“Ancient Civilisations” returns to more deeply explore the style of early in “200,000 Year Timeline” and “Portal to the Planet”, getting somewhat similar to the typical “natural world” sound we heard so often from him, but with a more romantic tinge. After that, Thomas Newman’s back in “Maldives” (it’s like a soft-focus version of American Beauty) before some very satisfyingly pure, unadulterated Horner magic in “Antarctica”, which is grand and majestic and really very beautiful.
“Flowers” is completely different (underscoring the literal rose tint I mentioned earlier, as flowers picked in Kenya are followed to their destinations around the world) – a kind of big band salsa music, it’s very nice in its way but rather at odds with everything else. We’re back on track in some style in “Exponential Progress”, which will join the earlier “Nearly Perfected” on a huge number of James Horner playlists around the world: a new theme is introduced, one of tangible hope and optimism, at first on piano before the orchestral sections gradually join. There’s so much in it that I love – it’s so breezy, so light, so beautifully arranged – and it’s got a great tune. It’s one of those pieces I could put on repeat and listen to over and over.
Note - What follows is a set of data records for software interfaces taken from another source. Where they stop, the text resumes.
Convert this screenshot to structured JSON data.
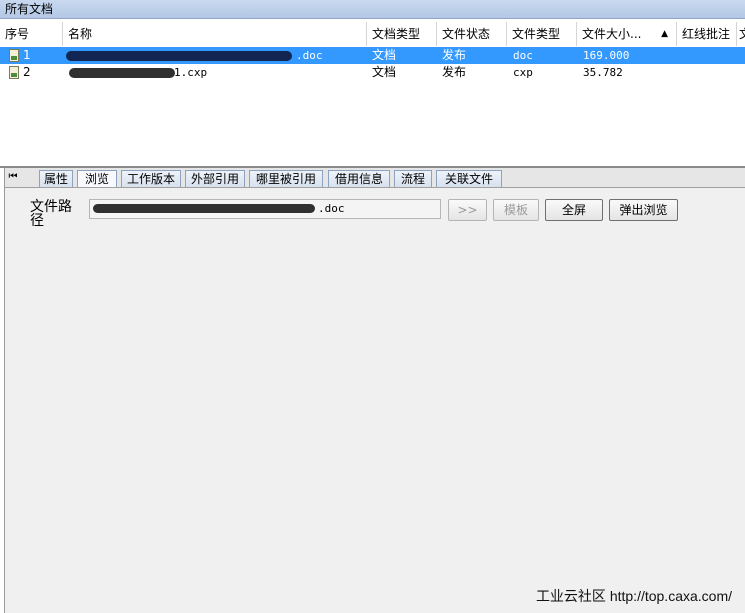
{
  "panel_title": "所有文档",
  "table": {
    "columns": [
      "序号",
      "名称",
      "文档类型",
      "文件状态",
      "文件类型",
      "文件大小...",
      "红线批注",
      "文"
    ],
    "sort_icon": "sort-ascending-icon",
    "rows": [
      {
        "index": "1",
        "name_suffix": ".doc",
        "doc_type": "文档",
        "status": "发布",
        "file_type": "doc",
        "size": "169.000",
        "selected": true
      },
      {
        "index": "2",
        "name_suffix": "1.cxp",
        "doc_type": "文档",
        "status": "发布",
        "file_type": "cxp",
        "size": "35.782",
        "selected": false
      }
    ]
  },
  "tabs": [
    {
      "label": "属性"
    },
    {
      "label": "浏览",
      "active": true
    },
    {
      "label": "工作版本"
    },
    {
      "label": "外部引用"
    },
    {
      "label": "哪里被引用"
    },
    {
      "label": "借用信息"
    },
    {
      "label": "流程"
    },
    {
      "label": "关联文件"
    }
  ],
  "browse": {
    "path_label": "文件路径",
    "path_value_suffix": ".doc",
    "buttons": {
      "next": ">>",
      "template": "模板",
      "fullscreen": "全屏",
      "popup": "弹出浏览"
    }
  },
  "watermark": "工业云社区 http://top.caxa.com/",
  "colors": {
    "selection": "#3399ff",
    "title_bar": "#c9d9ef"
  }
}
The delicate “Perspective” is one of those pieces where Horner keeps tugging away at the emotions and if you haven’t given in during the series of variations on a simple motif from the piano and strings, you surely will when the subtle choir starts cooing towards the end. “The Golden Age is Now” then returns us to the vocal style of the earlier moments in the score, keyboards and drumkit adding a pop instrumental feel to the world music singing – but the orchestra’s there too, adding an inspirational sound. It’s a bit corny – OK, it’s extremely corny – but not for the first time I find myself unable to resist its enthusiasm. A brief reprise of the main theme (choral again) is presented in “Home” before the end title piece rounds things up with yet another variation. There are a couple of “remixes” to close the album – a slightly less pop-infused version of “The Golden Age is Now” and then an extended version of the end titles piece.
As I said at the opening, this is not a score of great dramatic depth but rather an unabashed celebration of joy and positivity. A bit schmaltzy? You bet, and I love it for it. As far as rapturous musical treatments of flying go, I’d take the composer’s Flight any day, but there is nothing on this album that I don’t like and wouldn’t happily listen to time and time again. It’s surprising to hear how much here is genuinely different from pretty much anything else I can think of by the composer (along with – of course – some more familiar moments) – but it’s not surprising to hear his spirit shining through every last bar. It’s a lovely album and – while I’m sure there will be some further James Horner treasures unearthed in future – for now it serves as a very fitting send-off.